• [Action item] Could you please find each line in the records that contains the word "width" and copy it?

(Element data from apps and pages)
==*==

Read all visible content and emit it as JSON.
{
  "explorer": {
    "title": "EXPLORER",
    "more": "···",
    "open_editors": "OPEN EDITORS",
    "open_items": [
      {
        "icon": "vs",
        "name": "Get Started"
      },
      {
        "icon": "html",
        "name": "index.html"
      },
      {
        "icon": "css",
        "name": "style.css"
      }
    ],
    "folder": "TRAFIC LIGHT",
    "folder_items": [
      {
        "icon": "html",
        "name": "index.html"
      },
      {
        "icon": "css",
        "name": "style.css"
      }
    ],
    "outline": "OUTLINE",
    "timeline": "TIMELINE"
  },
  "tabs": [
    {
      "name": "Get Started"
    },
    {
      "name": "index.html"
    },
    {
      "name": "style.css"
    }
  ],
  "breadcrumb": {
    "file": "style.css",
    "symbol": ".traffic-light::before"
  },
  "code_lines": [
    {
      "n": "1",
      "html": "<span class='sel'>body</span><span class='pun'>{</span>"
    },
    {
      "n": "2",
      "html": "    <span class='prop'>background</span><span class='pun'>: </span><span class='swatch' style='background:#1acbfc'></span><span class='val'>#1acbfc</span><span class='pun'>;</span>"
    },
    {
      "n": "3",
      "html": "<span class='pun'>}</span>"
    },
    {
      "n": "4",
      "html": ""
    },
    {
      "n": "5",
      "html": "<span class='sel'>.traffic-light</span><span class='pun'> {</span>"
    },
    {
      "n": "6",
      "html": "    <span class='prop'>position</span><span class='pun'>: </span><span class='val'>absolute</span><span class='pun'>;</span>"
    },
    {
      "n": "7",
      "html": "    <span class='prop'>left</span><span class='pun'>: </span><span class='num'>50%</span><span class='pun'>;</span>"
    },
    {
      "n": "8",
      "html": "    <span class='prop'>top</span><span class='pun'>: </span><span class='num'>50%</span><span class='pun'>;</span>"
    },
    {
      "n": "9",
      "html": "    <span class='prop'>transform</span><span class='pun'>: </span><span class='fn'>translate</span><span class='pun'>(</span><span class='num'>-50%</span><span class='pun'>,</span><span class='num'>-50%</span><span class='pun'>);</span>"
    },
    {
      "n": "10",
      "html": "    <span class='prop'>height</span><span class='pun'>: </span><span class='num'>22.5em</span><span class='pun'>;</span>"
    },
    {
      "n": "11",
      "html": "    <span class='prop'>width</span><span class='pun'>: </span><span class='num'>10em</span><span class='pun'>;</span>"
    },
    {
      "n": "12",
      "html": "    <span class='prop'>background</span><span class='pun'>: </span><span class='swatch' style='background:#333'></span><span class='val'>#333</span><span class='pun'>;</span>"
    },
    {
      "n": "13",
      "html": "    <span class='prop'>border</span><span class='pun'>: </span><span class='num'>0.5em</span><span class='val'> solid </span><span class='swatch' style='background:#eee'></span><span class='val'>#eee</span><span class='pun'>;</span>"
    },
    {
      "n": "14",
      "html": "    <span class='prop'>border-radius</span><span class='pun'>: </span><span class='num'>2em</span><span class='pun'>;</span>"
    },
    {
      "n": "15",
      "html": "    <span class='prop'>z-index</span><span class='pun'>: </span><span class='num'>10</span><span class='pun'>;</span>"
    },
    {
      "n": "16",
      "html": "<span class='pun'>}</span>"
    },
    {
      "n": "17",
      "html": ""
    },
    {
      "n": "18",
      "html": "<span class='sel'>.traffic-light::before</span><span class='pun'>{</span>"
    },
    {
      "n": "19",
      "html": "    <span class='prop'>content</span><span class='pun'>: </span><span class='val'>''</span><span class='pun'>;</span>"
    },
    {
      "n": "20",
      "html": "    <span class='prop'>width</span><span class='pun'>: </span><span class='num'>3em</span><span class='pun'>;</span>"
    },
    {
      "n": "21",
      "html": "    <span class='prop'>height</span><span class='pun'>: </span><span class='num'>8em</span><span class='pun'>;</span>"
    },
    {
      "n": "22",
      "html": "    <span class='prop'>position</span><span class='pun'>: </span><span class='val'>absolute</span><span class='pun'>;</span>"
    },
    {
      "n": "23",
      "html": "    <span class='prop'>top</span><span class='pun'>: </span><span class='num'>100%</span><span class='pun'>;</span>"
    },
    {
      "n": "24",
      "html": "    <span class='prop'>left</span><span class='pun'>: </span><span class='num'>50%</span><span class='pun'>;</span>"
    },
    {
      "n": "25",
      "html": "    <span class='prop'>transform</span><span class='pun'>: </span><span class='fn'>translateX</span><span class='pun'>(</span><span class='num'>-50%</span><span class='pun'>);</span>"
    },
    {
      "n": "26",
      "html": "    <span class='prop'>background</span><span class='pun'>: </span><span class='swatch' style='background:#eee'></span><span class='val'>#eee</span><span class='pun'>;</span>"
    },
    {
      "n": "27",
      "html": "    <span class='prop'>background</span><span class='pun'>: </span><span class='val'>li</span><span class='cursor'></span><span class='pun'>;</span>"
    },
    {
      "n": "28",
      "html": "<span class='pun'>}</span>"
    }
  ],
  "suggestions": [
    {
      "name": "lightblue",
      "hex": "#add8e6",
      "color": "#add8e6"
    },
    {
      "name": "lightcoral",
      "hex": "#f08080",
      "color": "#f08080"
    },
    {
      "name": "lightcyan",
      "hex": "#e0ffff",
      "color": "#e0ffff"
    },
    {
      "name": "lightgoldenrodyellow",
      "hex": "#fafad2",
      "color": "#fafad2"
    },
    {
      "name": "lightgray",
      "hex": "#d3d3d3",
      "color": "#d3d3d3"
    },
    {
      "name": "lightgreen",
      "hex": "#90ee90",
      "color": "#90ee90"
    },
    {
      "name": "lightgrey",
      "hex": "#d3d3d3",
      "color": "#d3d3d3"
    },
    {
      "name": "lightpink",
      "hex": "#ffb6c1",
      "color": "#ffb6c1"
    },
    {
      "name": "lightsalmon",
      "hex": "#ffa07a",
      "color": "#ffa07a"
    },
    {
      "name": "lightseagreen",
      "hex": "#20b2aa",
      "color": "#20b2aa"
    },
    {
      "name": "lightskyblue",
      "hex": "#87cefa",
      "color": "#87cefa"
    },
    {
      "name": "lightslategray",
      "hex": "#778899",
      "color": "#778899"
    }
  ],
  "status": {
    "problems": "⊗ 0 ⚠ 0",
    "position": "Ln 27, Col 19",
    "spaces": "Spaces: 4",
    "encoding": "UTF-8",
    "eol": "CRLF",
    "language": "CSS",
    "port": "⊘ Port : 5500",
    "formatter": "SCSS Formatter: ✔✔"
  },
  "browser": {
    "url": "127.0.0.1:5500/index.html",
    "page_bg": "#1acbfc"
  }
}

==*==

• [Written answer]
      "html": "    <span class='prop'>width</span><span class='pun'>: </span><span class='num'>10em</span><span class='pun'>;</span>"
      "html": "    <span class='prop'>width</span><span class='pun'>: </span><span class='num'>3em</span><span class='pun'>;</span>"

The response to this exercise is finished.